The benefits to the association are many: increased member engagement, compelling stories to share with the media, new content for social media that members respond to, and a way to inspire members to get more involved in the association and the community. When you run a local Good Neighbor Awards, your local winners can easily be passed along to the national awards, where five annual winners receive $10,000 grants for their causes and national publicity.

"Community is everything to our members. We brought the Good Neighbor Award to Indiana to help tell that story—the REALTOR®️ story of service, volunteerism, and advocacy.

As a bonus, the Good Neighbor Award got us in touch with a segment of our membership that we might otherwise not have reached—because they’re just doing what they do, not wanting the spotlight.

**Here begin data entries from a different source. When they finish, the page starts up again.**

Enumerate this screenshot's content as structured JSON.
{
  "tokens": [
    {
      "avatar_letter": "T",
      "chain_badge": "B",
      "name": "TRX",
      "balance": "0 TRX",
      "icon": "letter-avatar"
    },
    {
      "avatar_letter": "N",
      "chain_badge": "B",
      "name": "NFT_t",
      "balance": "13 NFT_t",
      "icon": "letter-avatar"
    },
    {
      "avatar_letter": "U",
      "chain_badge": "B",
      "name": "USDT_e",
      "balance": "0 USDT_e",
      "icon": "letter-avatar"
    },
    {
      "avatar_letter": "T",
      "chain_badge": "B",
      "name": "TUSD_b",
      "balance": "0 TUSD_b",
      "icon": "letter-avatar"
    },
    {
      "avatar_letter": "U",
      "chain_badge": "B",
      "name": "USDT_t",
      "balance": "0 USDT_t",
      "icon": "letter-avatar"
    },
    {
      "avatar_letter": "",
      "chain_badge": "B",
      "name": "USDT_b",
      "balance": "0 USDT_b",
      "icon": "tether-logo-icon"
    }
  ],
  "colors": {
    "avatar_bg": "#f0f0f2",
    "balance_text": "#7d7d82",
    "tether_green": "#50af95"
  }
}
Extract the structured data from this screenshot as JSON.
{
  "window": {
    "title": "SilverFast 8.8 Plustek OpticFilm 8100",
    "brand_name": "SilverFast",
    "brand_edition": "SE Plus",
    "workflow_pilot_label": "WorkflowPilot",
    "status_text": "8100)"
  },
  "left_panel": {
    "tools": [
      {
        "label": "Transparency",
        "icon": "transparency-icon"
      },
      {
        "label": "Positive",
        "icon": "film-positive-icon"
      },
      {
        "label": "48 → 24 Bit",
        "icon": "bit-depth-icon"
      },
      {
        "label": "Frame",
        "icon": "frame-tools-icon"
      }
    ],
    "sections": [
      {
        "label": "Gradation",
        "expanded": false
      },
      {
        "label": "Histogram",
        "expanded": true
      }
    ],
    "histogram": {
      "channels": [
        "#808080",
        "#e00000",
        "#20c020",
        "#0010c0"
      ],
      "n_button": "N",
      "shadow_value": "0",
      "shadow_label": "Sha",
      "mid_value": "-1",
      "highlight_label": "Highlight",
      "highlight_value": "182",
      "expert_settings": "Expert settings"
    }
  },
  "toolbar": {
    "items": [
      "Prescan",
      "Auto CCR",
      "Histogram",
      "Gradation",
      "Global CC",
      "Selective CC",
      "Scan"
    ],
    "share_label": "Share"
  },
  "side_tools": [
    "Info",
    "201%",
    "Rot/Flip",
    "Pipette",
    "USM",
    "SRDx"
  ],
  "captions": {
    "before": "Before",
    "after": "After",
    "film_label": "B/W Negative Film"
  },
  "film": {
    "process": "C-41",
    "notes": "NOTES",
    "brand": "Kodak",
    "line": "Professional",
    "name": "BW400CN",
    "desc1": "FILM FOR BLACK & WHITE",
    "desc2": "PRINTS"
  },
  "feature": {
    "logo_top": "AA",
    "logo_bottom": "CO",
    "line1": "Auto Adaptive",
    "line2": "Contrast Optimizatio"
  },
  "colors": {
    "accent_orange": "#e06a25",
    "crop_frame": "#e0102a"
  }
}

The award has generated enthusiasm across the state and given our lobbyists good news to share with elected officials. We plugged the decision-making process into our recognition committee’s agenda. The award added some tasks for our communications team, but they were fun tasks. The Good Neighbor Award is win-win for associations and members.”-Stacey Hartman, Vice President of Communications, Indiana Association of REALTORS®️

You don’t need to reinvent the wheel. Launching a Good Neighbor Awards has never been easier because we have done the legwork for you and it takes very little staff time or association funds. Here are some tips:

  • Use the entry form, judging criteria and other materials provided below. Customize as needed.
  • Name your program using the name of your REALTOR® association. For example, “Missouri Association of REALTORS® Good Neighbor Awards”.
  • Find a sponsor to fund the grant awards (which can be as little as $500) to minimize the impact on your association’s budget.
  • Use social media to promote your program and solicit applications (see our Media Kit for pre-made posts and videos).
  • Ask previous recipients of community service awards to serve as your judges (or ask NAR to help you find potential judges).
  • Set your entry deadline so that you have time to submit your winners to the NAR Good Neighbor Awards contest, which has a May deadline each year. National winners get tremendous publicity, which also reflects on your association.
  • Actively seek out potential candidates. Many of the people who do this type of volunteer work don’t aspire to be in the spotlight and need to be encouraged to apply. Because they aren’t motivated by the public recognition, it is important to offer a grant award to their nonprofit organization.
  • Require that any grant awards be issued to a 501(c)3 nonprofit to ensure the money is going where it is intended.
  • Run a background check on your winners before you announce in order to avoid any surprises.
  • Plan to write a story about your winners. Your members and the media will love to know what the winners are doing in the community. A video is even better in the age of social media.
  • Don’t be discouraged if you don’t receive many applications the first year. Most associations find that these programs need time to build (your members who are volunteering need time to discover that the association is interested in hearing about it).
  •  If you have questions, contact Sara Geimer at We are happy to help you! 

Other resources:

Even if you don’t have a local Good Neighbor Awards program, please keep a lookout for members who should be recognized and make sure we get their application at the national level. Learn about how to nominate someone for NAR’s Good Neighbor Award. The deadline is in May annually.

Find the Good Neighbors in Your State

All but a handful of states have had national Good Neighbor Award winners. See an interactive map of where the Good Neighbor Award winners and honorable mentions are located, and the many places around the world where they have had an impact.


All NAR Good Neighbor Programs: